In this study, published in the journal Cell Host & Microbe, investigators found that mice lacking gut microbes were defective in immune cell production. Immune cell populations have to be maintained and replaced to ensure enough immune cells are available to fight infection. Consequently, the investigators noted that mice lacking gut microbes were more susceptible to bacterial infections.
"This work provides important clues about the role of gut microbes in supporting a healthy immune system that is capable of providing efficient protection from infection," said Helen Goodridge, PhD, collaborating author, assistant professor in the Department of Biomedical Sciences and a research scientist in the Regenerative Medicine Institute. "We now have a clearer understanding of how gut microbes influence immune cell production, which has implications for immune defense against infection."
Findings also suggest that antibiotics may have unwanted effects on the immune system by depleting gut microbes and thereby compromising immune cell production, which could make a patient more susceptible to subsequent infections. However, the data also indicate that it might be possible to prevent this effect, at least partially, by delivering microbial components along with the antibiotics to stimulate immune cell production.
"As we found true in mouse models, we also believe that depletion of gut microorganisms in humans could lead to a suppressed immune system and a higher risk of acquiring a broad range of infections and diseases," said Alberto Yáñez, PhD, collaborating author on the study and a postdoctoral scientist in the Goodridge Laboratory. "Gut microbes play very important roles in maintaining human health and this study further highlights the risks associated with the overuse of antibiotics that indiscriminately target helpful, as well as harmful, bacteria."
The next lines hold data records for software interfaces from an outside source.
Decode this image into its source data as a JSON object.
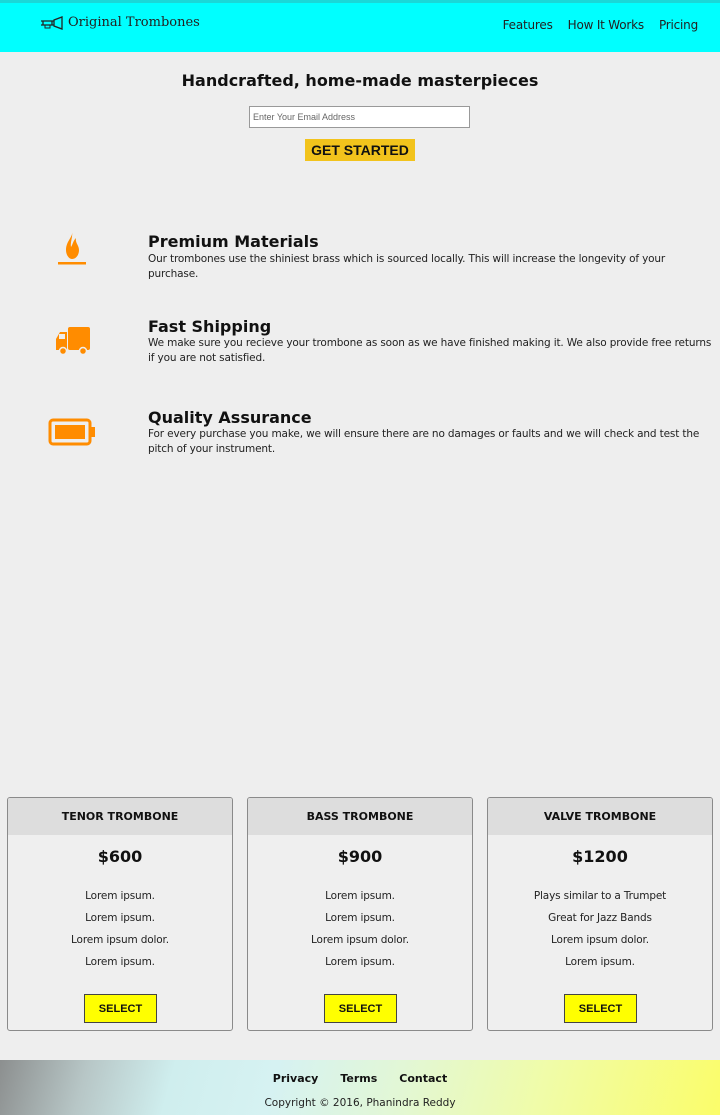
{
  "header": {
    "logo_text": "Original Trombones",
    "logo_icon": "trombone-icon",
    "nav": [
      "Features",
      "How It Works",
      "Pricing"
    ]
  },
  "hero": {
    "title": "Handcrafted, home-made masterpieces",
    "email_placeholder": "Enter Your Email Address",
    "cta_label": "GET STARTED"
  },
  "features": [
    {
      "icon": "fire-icon",
      "title": "Premium Materials",
      "description": "Our trombones use the shiniest brass which is sourced locally. This will increase the longevity of your purchase."
    },
    {
      "icon": "truck-icon",
      "title": "Fast Shipping",
      "description": "We make sure you recieve your trombone as soon as we have finished making it. We also provide free returns if you are not satisfied."
    },
    {
      "icon": "battery-full-icon",
      "title": "Quality Assurance",
      "description": "For every purchase you make, we will ensure there are no damages or faults and we will check and test the pitch of your instrument."
    }
  ],
  "pricing": [
    {
      "name": "TENOR TROMBONE",
      "price": "$600",
      "features": [
        "Lorem ipsum.",
        "Lorem ipsum.",
        "Lorem ipsum dolor.",
        "Lorem ipsum."
      ],
      "button": "SELECT"
    },
    {
      "name": "BASS TROMBONE",
      "price": "$900",
      "features": [
        "Lorem ipsum.",
        "Lorem ipsum.",
        "Lorem ipsum dolor.",
        "Lorem ipsum."
      ],
      "button": "SELECT"
    },
    {
      "name": "VALVE TROMBONE",
      "price": "$1200",
      "features": [
        "Plays similar to a Trumpet",
        "Great for Jazz Bands",
        "Lorem ipsum dolor.",
        "Lorem ipsum."
      ],
      "button": "SELECT"
    }
  ],
  "footer": {
    "links": [
      "Privacy",
      "Terms",
      "Contact"
    ],
    "copyright": "Copyright © 2016, Phanindra Reddy"
  },
  "colors": {
    "header_bg": "#00ffff",
    "accent_orange": "#ff8c00",
    "cta_yellow": "#f2c31c",
    "select_yellow": "#ffff00"
  }
}
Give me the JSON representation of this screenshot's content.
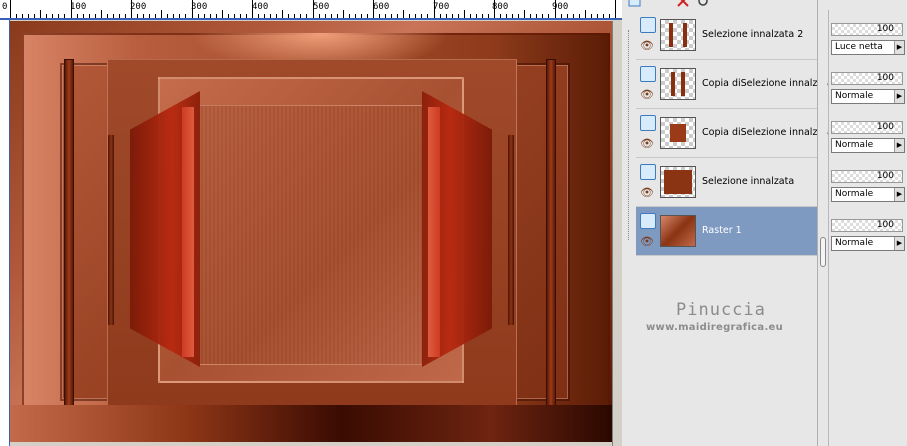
{
  "ruler": {
    "marks": [
      "0",
      "100",
      "200",
      "300",
      "400",
      "500",
      "600",
      "700",
      "800",
      "900"
    ]
  },
  "layers": [
    {
      "name": "Selezione innalzata 2",
      "opacity": "100",
      "blend": "Luce netta",
      "selected": false
    },
    {
      "name": "Copia diSelezione innalzata",
      "opacity": "100",
      "blend": "Normale",
      "selected": false
    },
    {
      "name": "Copia diSelezione innalzata",
      "opacity": "100",
      "blend": "Normale",
      "selected": false
    },
    {
      "name": "Selezione innalzata",
      "opacity": "100",
      "blend": "Normale",
      "selected": false
    },
    {
      "name": "Raster 1",
      "opacity": "100",
      "blend": "Normale",
      "selected": true
    }
  ],
  "watermark": {
    "name": "Pinuccia",
    "url": "www.maidiregrafica.eu"
  },
  "colors": {
    "selection": "#7f9ac1",
    "image_accent": "#b85e3e"
  },
  "icons": {
    "visibility": "eye-icon",
    "layer_type": "layer-stack-icon",
    "dropdown": "triangle-right-icon"
  }
}
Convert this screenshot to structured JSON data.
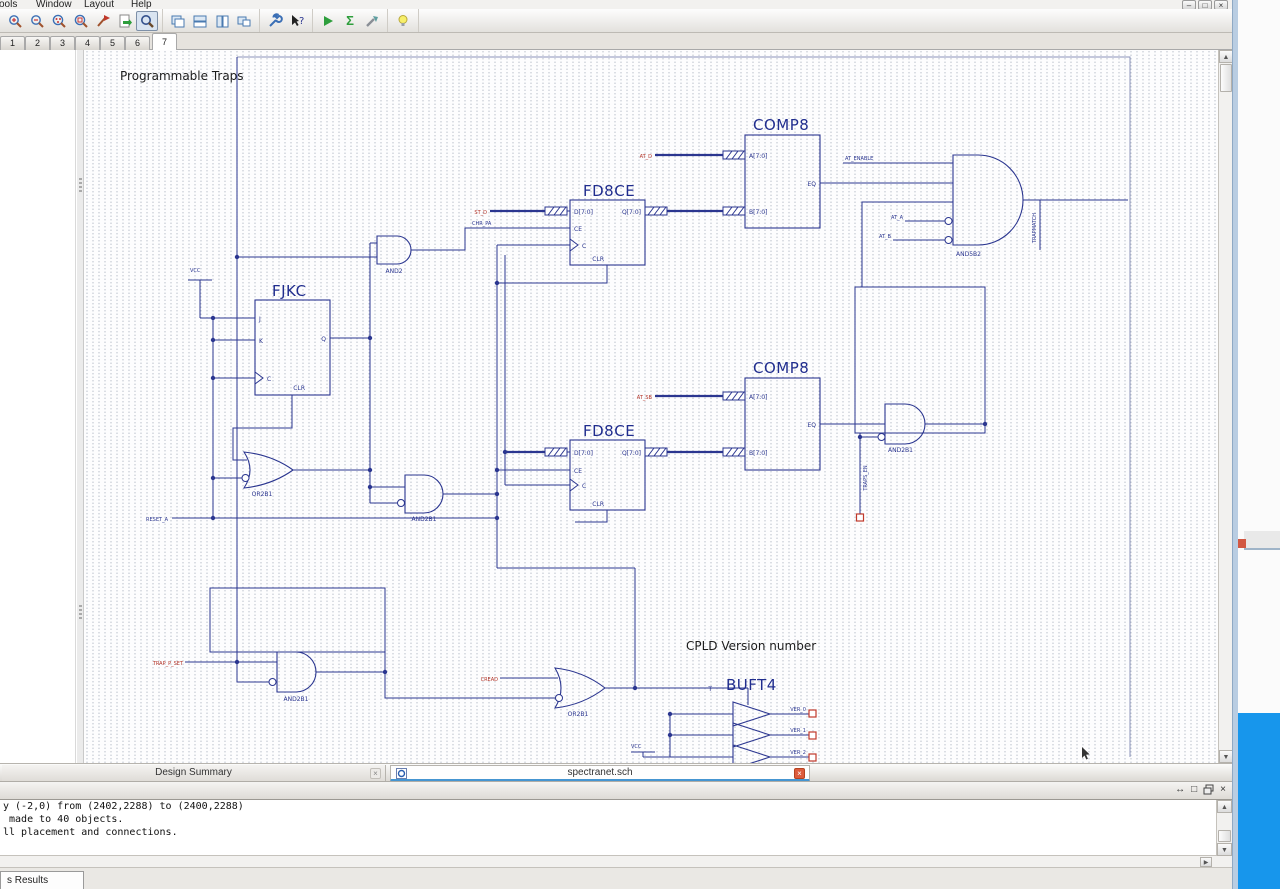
{
  "titlebar": {
    "menu": [
      "Tools",
      "Window",
      "Layout",
      "Help"
    ],
    "buttons": {
      "minimize": "–",
      "restore": "□",
      "close": "×"
    }
  },
  "toolbar": {
    "sigma": "Σ",
    "icon_names": [
      "zoom-in",
      "zoom-out",
      "zoom-window",
      "zoom-full",
      "zoom-prev",
      "export-doc",
      "select-zoom-pressed",
      "cascade-windows",
      "tile-horizontal",
      "tile-vertical",
      "arrange-windows",
      "options-wrench",
      "context-help",
      "run",
      "summary-sigma",
      "goto-tool",
      "lightbulb"
    ]
  },
  "doc_tabs": {
    "pages": [
      "1",
      "2",
      "3",
      "4",
      "5",
      "6",
      "7"
    ],
    "active_page": "7"
  },
  "icons": {
    "up": "▲",
    "down": "▼",
    "right": "▶",
    "close": "×",
    "dock": "↔",
    "float": "□"
  },
  "schematic": {
    "annotations": {
      "traps": "Programmable Traps",
      "cpld": "CPLD Version number"
    },
    "lib": {
      "comp8": {
        "title": "COMP8",
        "a": "A[7:0]",
        "b": "B[7:0]",
        "eq": "EQ"
      },
      "fd8ce": {
        "title": "FD8CE",
        "d": "D[7:0]",
        "ce": "CE",
        "c": "C",
        "clr": "CLR",
        "q": "Q[7:0]"
      },
      "fjkc": {
        "title": "FJKC",
        "j": "J",
        "k": "K",
        "c": "C",
        "clr": "CLR",
        "q": "Q"
      },
      "gates": {
        "and2": "AND2",
        "and2b1": "AND2B1",
        "or2b1": "OR2B1",
        "and5b2": "AND5B2",
        "buft4": "BUFT4"
      },
      "power": {
        "vcc": "VCC"
      }
    },
    "nets": {
      "t": "T",
      "at_d": "AT_D",
      "st_d": "ST_D",
      "chr_pa": "CHR_PA",
      "at_enable": "AT_ENABLE",
      "at_sb": "AT_SB",
      "reset": "RESET_A",
      "trap": "TRAP_P_SET",
      "cread": "CREAD",
      "and5_a": "AT_A",
      "and5_b": "AT_B",
      "vert_out": "TRAPMATCH",
      "vert_trap": "TRAPS_EN",
      "ver": [
        "VER_0",
        "VER_1",
        "VER_2"
      ]
    }
  },
  "sheet_tabs": {
    "design_summary": "Design Summary",
    "file": "spectranet.sch"
  },
  "console": {
    "lines": [
      "y (-2,0) from (2402,2288) to (2400,2288)",
      " made to 40 objects.",
      "ll placement and connections."
    ]
  },
  "status": {
    "results_tab": "s Results"
  }
}
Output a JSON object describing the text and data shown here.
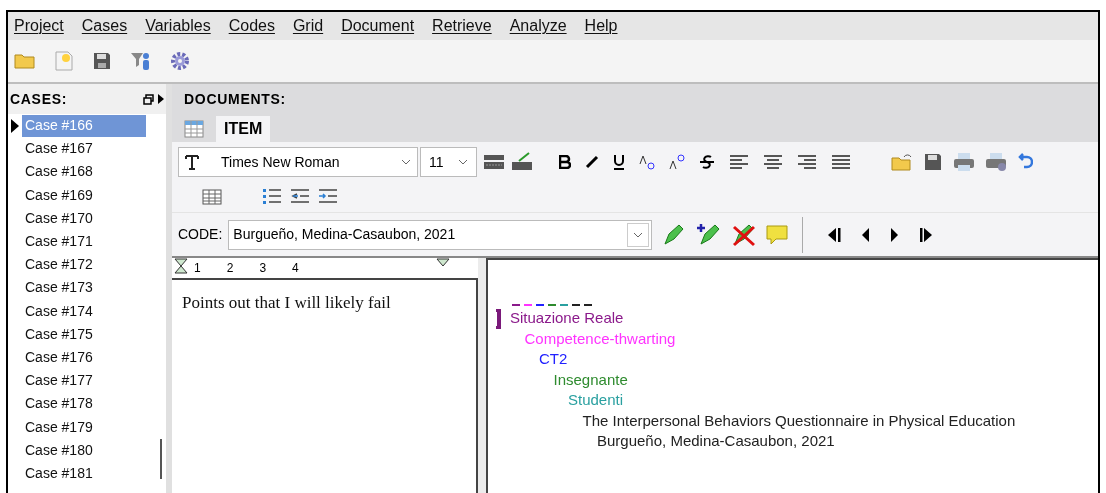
{
  "menu": [
    "Project",
    "Cases",
    "Variables",
    "Codes",
    "Grid",
    "Document",
    "Retrieve",
    "Analyze",
    "Help"
  ],
  "cases": {
    "title": "CASES:",
    "items": [
      {
        "label": "Case #166",
        "selected": true
      },
      {
        "label": "Case #167",
        "selected": false
      },
      {
        "label": "Case #168",
        "selected": false
      },
      {
        "label": "Case #169",
        "selected": false
      },
      {
        "label": "Case #170",
        "selected": false
      },
      {
        "label": "Case #171",
        "selected": false
      },
      {
        "label": "Case #172",
        "selected": false
      },
      {
        "label": "Case #173",
        "selected": false
      },
      {
        "label": "Case #174",
        "selected": false
      },
      {
        "label": "Case #175",
        "selected": false
      },
      {
        "label": "Case #176",
        "selected": false
      },
      {
        "label": "Case #177",
        "selected": false
      },
      {
        "label": "Case #178",
        "selected": false
      },
      {
        "label": "Case #179",
        "selected": false
      },
      {
        "label": "Case #180",
        "selected": false
      },
      {
        "label": "Case #181",
        "selected": false
      }
    ]
  },
  "documents": {
    "title": "DOCUMENTS:",
    "tab": "ITEM",
    "font_family": "Times New Roman",
    "font_size": "11",
    "code_label": "CODE:",
    "code_value": "Burgueño, Medina-Casaubon, 2021",
    "ruler": [
      "1",
      "2",
      "3",
      "4"
    ],
    "memo": "Points out that I will likely fail",
    "codes": [
      {
        "label": "Situazione Reale",
        "color": "#8b1a8b",
        "children": [
          {
            "label": "Competence-thwarting",
            "color": "#ff33ff",
            "children": [
              {
                "label": "CT2",
                "color": "#2222ff",
                "children": [
                  {
                    "label": "Insegnante",
                    "color": "#2e8b2e",
                    "children": [
                      {
                        "label": "Studenti",
                        "color": "#2aa0a0",
                        "children": [
                          {
                            "label": "The Interpersonal Behaviors Questionnaire in Physical Education",
                            "color": "#222222",
                            "children": [
                              {
                                "label": "Burgueño, Medina-Casaubon, 2021",
                                "color": "#222222"
                              }
                            ]
                          }
                        ]
                      }
                    ]
                  }
                ]
              }
            ]
          }
        ]
      }
    ]
  }
}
The rise of antibiotic-resistant superbugs, paired with a dwindling supply of effective antimicrobial drugs, has increased the threat of infectious disease and created a healthcare crisis. If these findings are validated in humans, researchers may herald future medical approaches to address the re-emerging crisis of infectious diseases.